19 muscles and tendons
and 107 ligaments?
And because you have two feet, DOUBLE that number...
Now, think about how much time you spend on your feet....
Almost zero, right?
That's ALOT of neglect for all of those bones, joints, ligaments, muscles and tendons!
Our feet are obviously important for standing, walking, running and jumping, but they also serve an extremely important role in balance and coordination, as well as shock absorption and even alignment.
It's actually quite easy to incorporate more foot-focused-fitness into your Pilates workout.
In Part I, we'll focus exercises that target the role of the feet in balancing.
With 19 muscles and tendons in each foot, once you get those guys active and engaged, they can do wonders for balance! Here are some exercises you can do for yourself and/or your clients at your Pilates studio and also at home
Stand on an unstable surface such as a balance cushion, rebounder, a "dyna disk" (harder) or the dome side of a BoSu (hardest)
Stand on both feet and feel the weight going balanced between the heels and the toes
- Bend and Straighten the Knees
Stand on one leg and keep the weight balanced on that foot
- Bend and Straighten the Knee
- Focus on the balance STARTING in the feet, not in the bigger muscles around the hip and even the knee
- Increase difficulty by standing on a balance cushion
- As in the above exercise, focus on the balance originating in the feet, with a strong connection to the floor
In bare feet, first stand on both feet and spread the toes wide.... feel a line of energy shooting down through the soles of the feet. A good image here is to think of each foot as its own tripod, with one point in the center of the heel, and two additional points equidistant from one another on the ball of the foot.

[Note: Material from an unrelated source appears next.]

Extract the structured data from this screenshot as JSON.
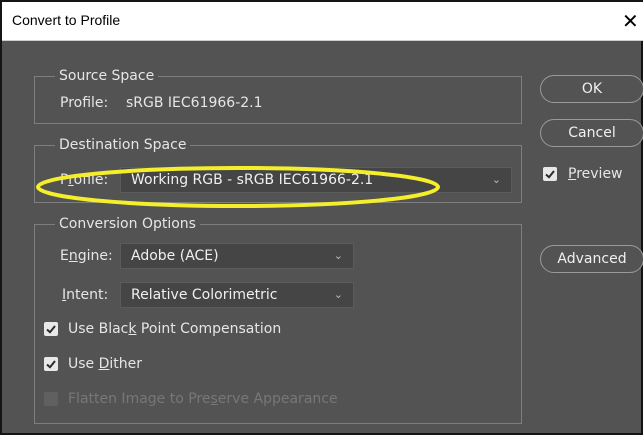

Then, shift the weight to one foot, and try to balance with the same imagery in mind, focusing on the feet. Switch legs.